* _What you have to do_
How many lines of these entries hold the string "JSON"? Reply with the number alone.

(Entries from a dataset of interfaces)

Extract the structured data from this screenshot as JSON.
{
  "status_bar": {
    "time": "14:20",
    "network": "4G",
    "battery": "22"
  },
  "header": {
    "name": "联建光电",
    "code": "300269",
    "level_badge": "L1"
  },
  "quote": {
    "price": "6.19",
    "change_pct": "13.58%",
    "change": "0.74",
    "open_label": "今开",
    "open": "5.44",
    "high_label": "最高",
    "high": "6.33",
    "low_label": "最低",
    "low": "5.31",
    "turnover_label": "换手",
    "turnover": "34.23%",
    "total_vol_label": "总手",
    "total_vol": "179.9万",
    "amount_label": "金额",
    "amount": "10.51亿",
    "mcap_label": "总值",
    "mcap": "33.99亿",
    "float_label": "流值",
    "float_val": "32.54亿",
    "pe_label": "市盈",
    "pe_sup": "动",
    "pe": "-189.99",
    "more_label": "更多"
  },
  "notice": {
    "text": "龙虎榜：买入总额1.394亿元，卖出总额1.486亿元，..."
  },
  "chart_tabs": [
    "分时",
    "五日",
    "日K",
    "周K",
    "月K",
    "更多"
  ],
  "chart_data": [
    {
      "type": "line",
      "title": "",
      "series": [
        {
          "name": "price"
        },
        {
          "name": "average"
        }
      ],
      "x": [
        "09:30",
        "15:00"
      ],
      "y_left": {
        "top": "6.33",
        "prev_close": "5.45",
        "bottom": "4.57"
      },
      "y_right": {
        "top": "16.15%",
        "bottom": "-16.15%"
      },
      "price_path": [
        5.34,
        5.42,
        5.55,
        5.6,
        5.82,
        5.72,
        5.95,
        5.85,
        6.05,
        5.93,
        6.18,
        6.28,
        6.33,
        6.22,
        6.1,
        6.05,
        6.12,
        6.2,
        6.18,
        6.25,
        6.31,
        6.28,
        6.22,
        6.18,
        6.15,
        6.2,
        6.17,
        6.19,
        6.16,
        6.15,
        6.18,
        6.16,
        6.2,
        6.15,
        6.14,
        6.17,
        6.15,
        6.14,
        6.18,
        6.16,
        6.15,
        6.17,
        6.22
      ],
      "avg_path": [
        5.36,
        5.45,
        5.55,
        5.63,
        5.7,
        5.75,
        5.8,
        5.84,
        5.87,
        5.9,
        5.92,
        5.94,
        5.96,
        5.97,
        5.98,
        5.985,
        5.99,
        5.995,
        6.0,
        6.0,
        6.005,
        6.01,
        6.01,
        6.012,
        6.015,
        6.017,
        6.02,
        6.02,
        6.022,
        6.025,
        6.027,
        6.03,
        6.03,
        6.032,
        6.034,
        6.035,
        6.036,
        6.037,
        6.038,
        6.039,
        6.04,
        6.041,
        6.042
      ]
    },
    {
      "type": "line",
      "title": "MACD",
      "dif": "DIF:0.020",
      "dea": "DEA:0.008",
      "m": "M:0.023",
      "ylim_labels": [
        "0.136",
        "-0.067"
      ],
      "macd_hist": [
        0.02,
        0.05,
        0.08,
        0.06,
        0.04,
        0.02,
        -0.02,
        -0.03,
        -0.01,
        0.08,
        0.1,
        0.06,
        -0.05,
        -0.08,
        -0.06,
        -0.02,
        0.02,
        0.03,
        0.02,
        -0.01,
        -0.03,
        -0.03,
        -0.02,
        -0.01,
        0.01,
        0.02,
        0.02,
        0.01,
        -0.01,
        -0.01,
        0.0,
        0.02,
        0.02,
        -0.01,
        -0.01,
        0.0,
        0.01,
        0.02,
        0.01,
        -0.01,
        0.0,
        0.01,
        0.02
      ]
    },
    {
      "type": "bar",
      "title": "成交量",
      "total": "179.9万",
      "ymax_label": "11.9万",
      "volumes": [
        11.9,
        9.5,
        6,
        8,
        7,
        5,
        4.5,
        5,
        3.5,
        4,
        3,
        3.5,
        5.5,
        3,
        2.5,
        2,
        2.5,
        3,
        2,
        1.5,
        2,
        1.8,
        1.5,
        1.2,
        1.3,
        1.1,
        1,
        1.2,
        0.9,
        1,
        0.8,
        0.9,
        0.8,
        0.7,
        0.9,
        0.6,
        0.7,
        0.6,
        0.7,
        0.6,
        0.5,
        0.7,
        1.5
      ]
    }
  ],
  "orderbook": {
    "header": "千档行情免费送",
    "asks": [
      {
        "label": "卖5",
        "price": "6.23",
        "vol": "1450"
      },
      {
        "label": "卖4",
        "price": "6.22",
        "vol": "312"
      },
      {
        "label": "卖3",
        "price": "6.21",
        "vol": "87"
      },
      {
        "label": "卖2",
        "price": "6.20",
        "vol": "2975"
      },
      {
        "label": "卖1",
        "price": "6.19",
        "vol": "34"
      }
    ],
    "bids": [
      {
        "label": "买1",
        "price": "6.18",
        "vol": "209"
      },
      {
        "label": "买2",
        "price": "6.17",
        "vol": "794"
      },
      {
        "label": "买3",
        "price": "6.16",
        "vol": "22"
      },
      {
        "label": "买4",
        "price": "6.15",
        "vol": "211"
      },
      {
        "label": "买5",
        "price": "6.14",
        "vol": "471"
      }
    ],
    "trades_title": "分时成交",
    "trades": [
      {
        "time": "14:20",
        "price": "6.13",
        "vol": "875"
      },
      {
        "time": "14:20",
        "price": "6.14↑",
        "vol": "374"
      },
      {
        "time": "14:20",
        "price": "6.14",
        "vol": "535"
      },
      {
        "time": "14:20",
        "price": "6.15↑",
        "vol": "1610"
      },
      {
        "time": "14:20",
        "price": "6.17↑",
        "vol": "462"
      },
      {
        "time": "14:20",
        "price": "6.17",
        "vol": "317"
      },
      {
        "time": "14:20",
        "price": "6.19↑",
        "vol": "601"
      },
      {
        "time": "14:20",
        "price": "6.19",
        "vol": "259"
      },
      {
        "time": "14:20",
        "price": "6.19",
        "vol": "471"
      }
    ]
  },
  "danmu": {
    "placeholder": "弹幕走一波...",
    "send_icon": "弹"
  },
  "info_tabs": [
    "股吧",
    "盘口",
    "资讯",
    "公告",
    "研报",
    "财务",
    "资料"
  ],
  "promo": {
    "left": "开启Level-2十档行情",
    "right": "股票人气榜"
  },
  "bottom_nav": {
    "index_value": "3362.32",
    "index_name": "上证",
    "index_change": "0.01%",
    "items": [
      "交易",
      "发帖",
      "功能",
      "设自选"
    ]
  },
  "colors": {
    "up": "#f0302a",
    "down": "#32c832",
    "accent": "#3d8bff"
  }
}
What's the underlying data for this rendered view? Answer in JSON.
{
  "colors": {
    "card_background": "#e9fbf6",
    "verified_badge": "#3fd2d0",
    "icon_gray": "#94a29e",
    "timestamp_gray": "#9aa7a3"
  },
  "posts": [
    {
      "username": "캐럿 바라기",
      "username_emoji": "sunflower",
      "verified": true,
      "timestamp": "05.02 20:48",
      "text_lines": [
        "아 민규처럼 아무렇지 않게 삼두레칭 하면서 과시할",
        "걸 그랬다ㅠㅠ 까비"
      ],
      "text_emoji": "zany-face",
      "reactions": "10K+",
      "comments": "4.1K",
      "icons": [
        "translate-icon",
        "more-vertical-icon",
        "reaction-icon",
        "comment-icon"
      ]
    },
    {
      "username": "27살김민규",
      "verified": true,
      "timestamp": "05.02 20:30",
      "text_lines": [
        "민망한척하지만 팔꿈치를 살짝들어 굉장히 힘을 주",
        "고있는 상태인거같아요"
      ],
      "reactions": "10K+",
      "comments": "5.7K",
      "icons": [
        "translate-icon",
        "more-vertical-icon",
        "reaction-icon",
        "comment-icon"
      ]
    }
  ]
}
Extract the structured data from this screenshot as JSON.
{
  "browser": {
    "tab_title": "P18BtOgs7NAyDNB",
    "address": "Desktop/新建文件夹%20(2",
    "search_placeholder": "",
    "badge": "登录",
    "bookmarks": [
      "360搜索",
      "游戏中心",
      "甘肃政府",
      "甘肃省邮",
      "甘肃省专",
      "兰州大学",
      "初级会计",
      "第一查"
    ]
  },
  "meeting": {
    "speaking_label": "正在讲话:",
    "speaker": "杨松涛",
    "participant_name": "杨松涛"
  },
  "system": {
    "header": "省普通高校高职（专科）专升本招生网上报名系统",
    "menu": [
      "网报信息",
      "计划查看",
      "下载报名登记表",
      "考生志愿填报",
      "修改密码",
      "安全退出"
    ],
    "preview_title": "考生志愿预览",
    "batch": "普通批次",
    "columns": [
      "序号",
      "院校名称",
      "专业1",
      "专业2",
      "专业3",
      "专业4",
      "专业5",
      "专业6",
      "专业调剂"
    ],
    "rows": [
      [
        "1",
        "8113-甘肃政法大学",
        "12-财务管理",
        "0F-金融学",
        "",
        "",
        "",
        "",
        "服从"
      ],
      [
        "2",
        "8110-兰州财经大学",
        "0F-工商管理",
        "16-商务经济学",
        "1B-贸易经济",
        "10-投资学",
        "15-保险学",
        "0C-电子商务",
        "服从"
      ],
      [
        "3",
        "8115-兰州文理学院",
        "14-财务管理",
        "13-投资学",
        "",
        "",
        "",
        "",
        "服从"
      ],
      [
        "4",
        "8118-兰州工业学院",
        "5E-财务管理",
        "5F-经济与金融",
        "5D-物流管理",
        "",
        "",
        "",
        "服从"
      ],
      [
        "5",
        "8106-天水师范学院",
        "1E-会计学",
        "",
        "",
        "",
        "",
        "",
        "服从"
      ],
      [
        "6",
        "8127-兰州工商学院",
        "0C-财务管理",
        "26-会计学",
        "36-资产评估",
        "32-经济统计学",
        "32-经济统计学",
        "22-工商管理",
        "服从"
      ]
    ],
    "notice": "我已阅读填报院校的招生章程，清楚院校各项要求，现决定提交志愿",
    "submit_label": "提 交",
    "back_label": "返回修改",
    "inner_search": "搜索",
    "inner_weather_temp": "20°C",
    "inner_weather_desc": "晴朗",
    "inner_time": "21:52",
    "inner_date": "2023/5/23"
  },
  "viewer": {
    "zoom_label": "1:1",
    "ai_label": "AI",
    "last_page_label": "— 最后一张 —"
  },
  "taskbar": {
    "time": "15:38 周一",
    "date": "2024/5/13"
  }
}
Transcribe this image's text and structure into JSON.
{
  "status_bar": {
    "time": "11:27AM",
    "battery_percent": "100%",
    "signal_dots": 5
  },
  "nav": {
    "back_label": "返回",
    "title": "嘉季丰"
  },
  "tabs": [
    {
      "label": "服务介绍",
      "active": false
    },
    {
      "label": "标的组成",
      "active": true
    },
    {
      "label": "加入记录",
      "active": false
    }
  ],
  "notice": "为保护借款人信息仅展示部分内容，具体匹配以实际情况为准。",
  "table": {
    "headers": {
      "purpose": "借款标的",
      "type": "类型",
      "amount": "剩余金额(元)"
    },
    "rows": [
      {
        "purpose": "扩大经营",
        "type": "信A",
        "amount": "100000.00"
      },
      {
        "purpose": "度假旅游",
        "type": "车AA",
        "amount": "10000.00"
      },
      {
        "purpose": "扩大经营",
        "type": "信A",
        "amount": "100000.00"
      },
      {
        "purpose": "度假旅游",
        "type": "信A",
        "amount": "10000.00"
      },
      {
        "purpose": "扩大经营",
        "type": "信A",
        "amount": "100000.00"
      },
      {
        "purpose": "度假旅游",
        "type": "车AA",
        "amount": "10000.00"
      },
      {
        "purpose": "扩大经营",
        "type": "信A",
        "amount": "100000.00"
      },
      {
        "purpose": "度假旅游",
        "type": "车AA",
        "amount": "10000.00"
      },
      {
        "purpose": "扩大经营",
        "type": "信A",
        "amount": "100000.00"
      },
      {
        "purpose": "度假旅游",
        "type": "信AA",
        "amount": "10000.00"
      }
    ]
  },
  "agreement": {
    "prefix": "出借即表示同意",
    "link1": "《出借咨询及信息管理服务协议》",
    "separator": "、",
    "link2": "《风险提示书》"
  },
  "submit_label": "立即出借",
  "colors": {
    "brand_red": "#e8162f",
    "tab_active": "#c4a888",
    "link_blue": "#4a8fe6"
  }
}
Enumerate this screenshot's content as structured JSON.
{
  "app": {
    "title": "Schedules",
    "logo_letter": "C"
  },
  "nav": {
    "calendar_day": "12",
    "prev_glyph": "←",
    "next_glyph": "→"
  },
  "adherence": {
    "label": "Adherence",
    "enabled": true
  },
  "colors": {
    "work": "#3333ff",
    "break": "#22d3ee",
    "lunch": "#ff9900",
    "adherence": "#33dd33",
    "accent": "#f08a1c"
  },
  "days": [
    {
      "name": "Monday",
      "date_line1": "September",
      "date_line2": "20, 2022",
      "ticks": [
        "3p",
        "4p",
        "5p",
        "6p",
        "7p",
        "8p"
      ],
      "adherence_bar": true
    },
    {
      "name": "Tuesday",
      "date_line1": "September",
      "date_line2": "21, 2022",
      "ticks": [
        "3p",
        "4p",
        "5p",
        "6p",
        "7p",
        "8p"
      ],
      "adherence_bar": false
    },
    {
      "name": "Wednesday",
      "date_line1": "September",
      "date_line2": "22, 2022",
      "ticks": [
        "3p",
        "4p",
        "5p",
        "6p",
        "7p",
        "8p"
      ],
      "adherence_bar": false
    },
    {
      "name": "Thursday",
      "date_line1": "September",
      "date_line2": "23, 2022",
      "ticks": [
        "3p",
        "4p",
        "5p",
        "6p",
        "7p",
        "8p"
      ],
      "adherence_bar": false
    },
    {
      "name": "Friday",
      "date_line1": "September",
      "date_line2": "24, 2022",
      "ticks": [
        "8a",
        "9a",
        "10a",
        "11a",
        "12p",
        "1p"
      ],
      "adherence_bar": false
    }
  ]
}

* _Solution to the exercise_
5